Ten Purple Hearts
Army Pfc. Charles Barger.
While many service members have received multiple Purple Hearts, only three people have received 10 of them. Charles Barger, who was born and raised in Missouri, was assigned to the 354th Infantry Regiment, 89th Division in France during World War I. In addition to his Purple Hearts, he was awarded the Medal of Honor by Gen. John Pershing.
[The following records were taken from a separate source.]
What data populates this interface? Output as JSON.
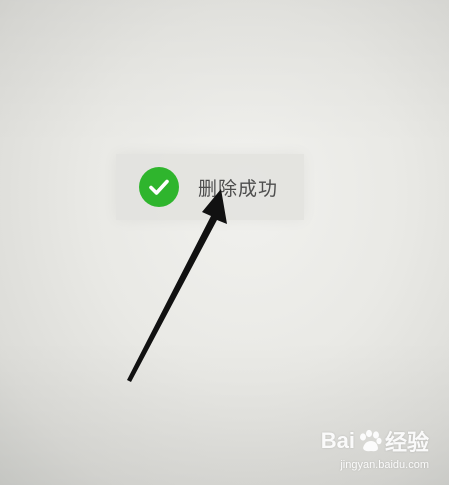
{
  "toast": {
    "message": "删除成功",
    "icon": "check-circle-icon",
    "icon_color": "#2fb52d"
  },
  "watermark": {
    "brand_left": "Bai",
    "brand_right": "经验",
    "url": "jingyan.baidu.com"
  }
}
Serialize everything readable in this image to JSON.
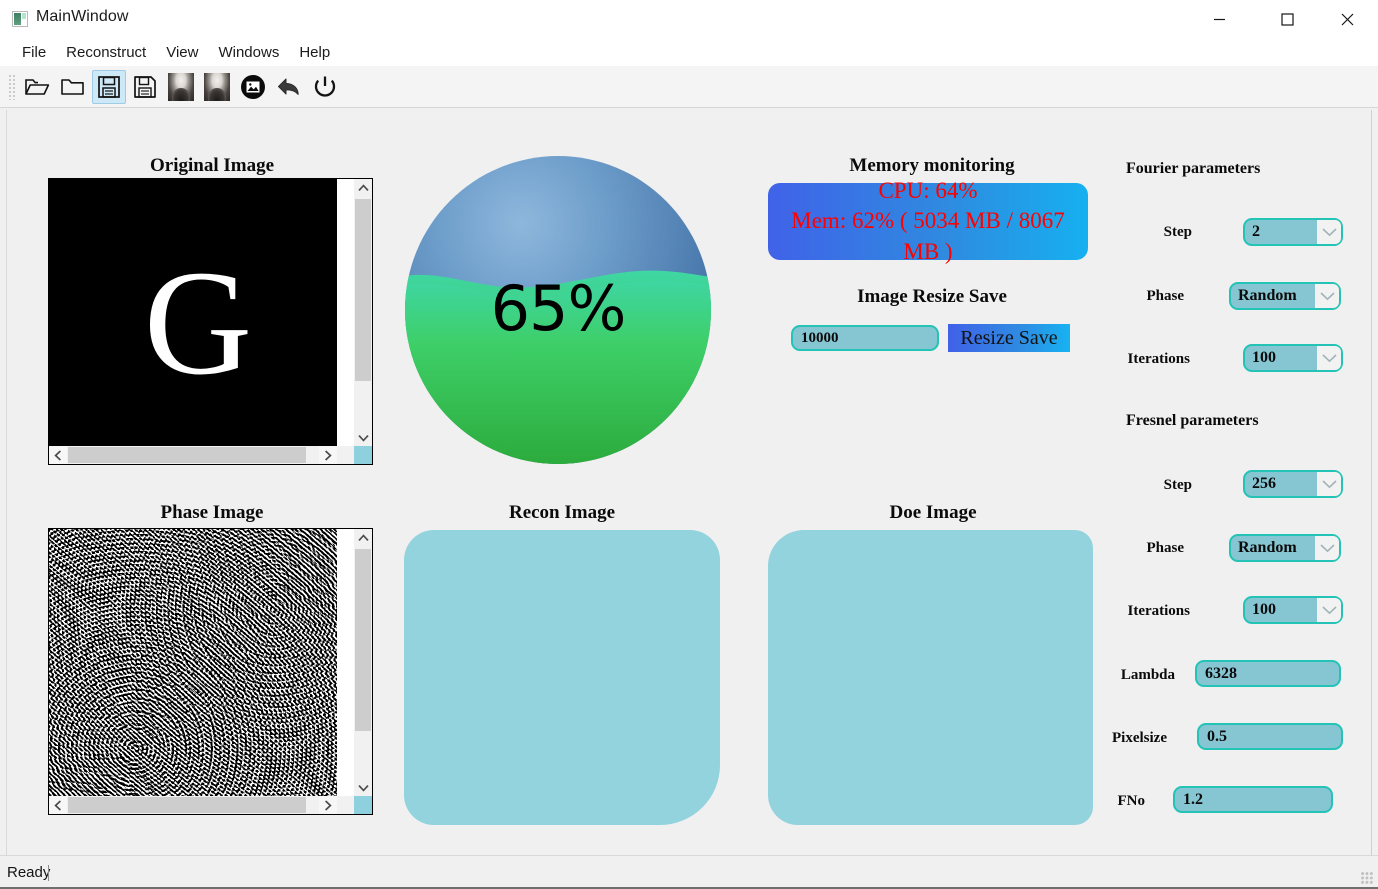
{
  "window": {
    "title": "MainWindow",
    "icon": "app-window-icon",
    "controls": {
      "minimize": "minimize-icon",
      "maximize": "maximize-icon",
      "close": "close-icon"
    }
  },
  "menubar": {
    "items": [
      {
        "label": "File"
      },
      {
        "label": "Reconstruct"
      },
      {
        "label": "View"
      },
      {
        "label": "Windows"
      },
      {
        "label": "Help"
      }
    ]
  },
  "toolbar": {
    "buttons": [
      {
        "icon": "open-folder-outline-icon",
        "selected": false
      },
      {
        "icon": "folder-icon",
        "selected": false
      },
      {
        "icon": "save-floppy-icon",
        "selected": true
      },
      {
        "icon": "save-as-floppy-icon",
        "selected": false
      },
      {
        "icon": "portrait-photo-icon",
        "selected": false
      },
      {
        "icon": "portrait-photo-2-icon",
        "selected": false
      },
      {
        "icon": "picture-circle-icon",
        "selected": false
      },
      {
        "icon": "undo-arrow-icon",
        "selected": false
      },
      {
        "icon": "power-icon",
        "selected": false
      }
    ]
  },
  "panels": {
    "original_image": {
      "title": "Original Image",
      "content": "G"
    },
    "phase_image": {
      "title": "Phase Image"
    },
    "recon_image": {
      "title": "Recon Image"
    },
    "doe_image": {
      "title": "Doe Image"
    }
  },
  "progress": {
    "percent_label": "65%",
    "percent_value": 65,
    "water_color": "#2fc24f",
    "sky_color": "#5f93c4"
  },
  "memory": {
    "title": "Memory monitoring",
    "cpu_line": "CPU: 64%",
    "mem_line": "Mem: 62% ( 5034 MB / 8067 MB )",
    "cpu_percent": 64,
    "mem_percent": 62,
    "mem_used_mb": 5034,
    "mem_total_mb": 8067,
    "text_color": "#ff0000"
  },
  "resize": {
    "title": "Image Resize Save",
    "value": "10000",
    "button_label": "Resize Save"
  },
  "parameters": {
    "fourier": {
      "group_title": "Fourier parameters",
      "rows": [
        {
          "label": "Step",
          "value": "2",
          "type": "combo"
        },
        {
          "label": "Phase",
          "value": "Random",
          "type": "combo"
        },
        {
          "label": "Iterations",
          "value": "100",
          "type": "combo"
        }
      ]
    },
    "fresnel": {
      "group_title": "Fresnel parameters",
      "rows": [
        {
          "label": "Step",
          "value": "256",
          "type": "combo"
        },
        {
          "label": "Phase",
          "value": "Random",
          "type": "combo"
        },
        {
          "label": "Iterations",
          "value": "100",
          "type": "combo"
        },
        {
          "label": "Lambda",
          "value": "6328",
          "type": "edit"
        },
        {
          "label": "Pixelsize",
          "value": "0.5",
          "type": "edit"
        },
        {
          "label": "FNo",
          "value": "1.2",
          "type": "edit"
        }
      ]
    }
  },
  "statusbar": {
    "text": "Ready"
  },
  "colors": {
    "accent_teal": "#23c3b6",
    "field_fill": "#86c5d2",
    "placeholder_box": "#92d3de",
    "window_bg": "#f0f0f0",
    "gradient_blue_start": "#4062e8",
    "gradient_blue_end": "#16b0f0"
  }
}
William White served 11 years in the Marine Corps before joining the Army in 1941. He received nine Purple Hearts while serving in Europe in World War II and one while serving in the Korean War. Curry Haynes received his 10 Purple Hearts for wounds he received while serving in the Army in 1967 and 1968, in Vietnam.
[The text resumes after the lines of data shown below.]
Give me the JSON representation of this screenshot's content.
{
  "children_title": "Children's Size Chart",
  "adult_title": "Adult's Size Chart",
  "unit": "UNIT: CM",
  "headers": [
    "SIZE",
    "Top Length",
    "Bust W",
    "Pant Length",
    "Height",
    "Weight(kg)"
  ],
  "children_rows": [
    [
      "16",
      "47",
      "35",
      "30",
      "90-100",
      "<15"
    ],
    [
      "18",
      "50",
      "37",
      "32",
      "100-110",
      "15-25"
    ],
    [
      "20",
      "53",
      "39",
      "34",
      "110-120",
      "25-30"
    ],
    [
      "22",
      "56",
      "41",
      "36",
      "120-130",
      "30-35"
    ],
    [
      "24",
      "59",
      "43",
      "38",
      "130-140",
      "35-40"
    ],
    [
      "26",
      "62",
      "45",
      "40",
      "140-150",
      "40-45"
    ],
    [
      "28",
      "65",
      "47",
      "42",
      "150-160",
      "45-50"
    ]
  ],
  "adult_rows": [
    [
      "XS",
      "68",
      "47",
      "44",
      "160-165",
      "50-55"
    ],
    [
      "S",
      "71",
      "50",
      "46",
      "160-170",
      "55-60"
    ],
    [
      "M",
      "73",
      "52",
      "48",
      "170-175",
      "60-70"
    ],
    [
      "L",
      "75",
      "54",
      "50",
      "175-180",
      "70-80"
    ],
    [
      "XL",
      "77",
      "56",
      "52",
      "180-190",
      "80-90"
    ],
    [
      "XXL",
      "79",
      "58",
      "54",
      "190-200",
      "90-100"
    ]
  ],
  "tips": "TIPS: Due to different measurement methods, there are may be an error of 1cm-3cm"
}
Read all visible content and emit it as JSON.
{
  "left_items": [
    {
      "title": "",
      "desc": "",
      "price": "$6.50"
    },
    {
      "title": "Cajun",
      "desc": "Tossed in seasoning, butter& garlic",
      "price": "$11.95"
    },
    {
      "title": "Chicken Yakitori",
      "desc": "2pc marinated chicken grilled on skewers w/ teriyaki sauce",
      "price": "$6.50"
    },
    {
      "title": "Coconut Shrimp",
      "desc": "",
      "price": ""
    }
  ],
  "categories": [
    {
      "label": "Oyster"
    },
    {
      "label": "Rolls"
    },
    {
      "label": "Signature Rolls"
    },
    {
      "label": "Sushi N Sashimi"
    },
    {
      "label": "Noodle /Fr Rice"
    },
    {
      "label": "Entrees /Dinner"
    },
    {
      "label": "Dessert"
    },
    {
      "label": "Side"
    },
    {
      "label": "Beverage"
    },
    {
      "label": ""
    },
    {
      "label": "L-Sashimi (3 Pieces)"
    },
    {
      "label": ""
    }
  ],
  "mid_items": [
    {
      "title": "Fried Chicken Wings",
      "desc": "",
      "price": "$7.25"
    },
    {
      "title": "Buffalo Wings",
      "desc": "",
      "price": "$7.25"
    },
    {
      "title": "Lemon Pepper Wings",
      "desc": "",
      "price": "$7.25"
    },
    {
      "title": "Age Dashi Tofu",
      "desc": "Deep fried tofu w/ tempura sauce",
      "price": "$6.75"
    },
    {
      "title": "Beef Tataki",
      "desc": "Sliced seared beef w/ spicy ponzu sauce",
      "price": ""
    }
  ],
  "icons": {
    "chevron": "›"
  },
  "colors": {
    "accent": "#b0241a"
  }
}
One U.S. president
United States Navy Reserve Lieutenant John F. Kennedy
Navy veteran John Kennedy is the only U.S. president to have received a Purple Heart, after he sustained a back injury when a Japanese destroyer sunk his patrol torpedo boat near the Solomon Islands during World War II. Incidentally, his brother, Joseph, also received a Purple Heart posthumously for his service in World War II. While Kennedy is the only president to receive a Purple Heart, both Roosevelts — presidents Franklin Delano and Theodore — had sons who received Purple Hearts.
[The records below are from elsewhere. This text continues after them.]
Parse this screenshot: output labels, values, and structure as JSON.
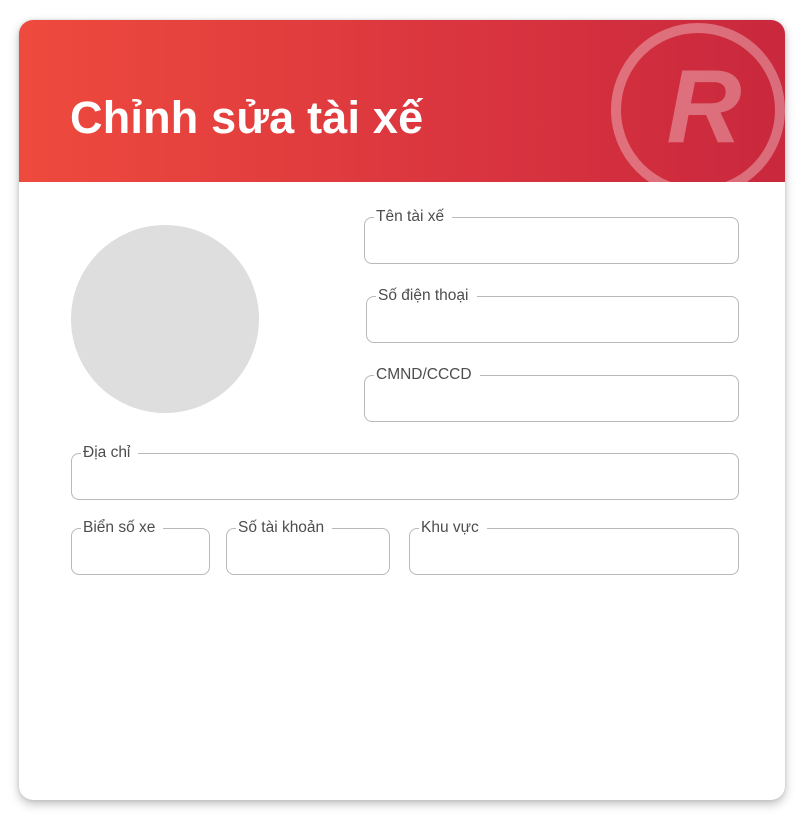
{
  "header": {
    "title": "Chỉnh sửa tài xế",
    "gradient_start": "#ee4a3d",
    "gradient_end": "#c9283d",
    "watermark_icon": "registered-r-icon",
    "watermark_letter": "R"
  },
  "avatar": {
    "placeholder_color": "#dedede"
  },
  "form": {
    "driver_name": {
      "label": "Tên tài xế",
      "value": ""
    },
    "phone": {
      "label": "Số điện thoại",
      "value": ""
    },
    "id_number": {
      "label": "CMND/CCCD",
      "value": ""
    },
    "address": {
      "label": "Địa chỉ",
      "value": ""
    },
    "license_plate": {
      "label": "Biển số xe",
      "value": ""
    },
    "account_number": {
      "label": "Số tài khoản",
      "value": ""
    },
    "region": {
      "label": "Khu vực",
      "value": ""
    }
  }
}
Sergeant Stubby's jacket on display, featuring his Purple Heart, among other decorations. (The Smithsonian Institute)
Two dogs — Chips and Sergeant Stubby — each received Purple Hearts for wounds they received in World War II. During the Korean War, a horse named Sergeant Reckless was awarded two Purple Hearts. Award criteria no longer allows for service animals to receive the same medals earned by human service members, but they can still earn prestigious non-profit animal organization awards. The Dickin Medal, for example, is presented by a British animal welfare organization called the People’s Dispensary for Sick Animals. It is considered the equivalent of the Victoria Cross — the highest award in Great Britain — for animals. Lucca, a Marine Corps military working dog who completed more than 400 missions while serving in Afghanistan, is a Dickin Medal recipient.
Other Purple Heart awards
Some U.S. states and law enforcement agencies have their own versions of the Purple Heart. Texas has the Star of Texas Award, given to peace officers, firefighters and emergency first responders who are killed or suffer serious injury in the line of duty. Iowa has a Law Enforcement Purple Heart Medal for law enforcement officers who have been seriously wounded or killed in the line of duty as a result of a combat incident. The Drug Enforcement Agency’s Purple Heart Award is given to individuals who lost their lives or were seriously injured enforcing the drug laws of the United States.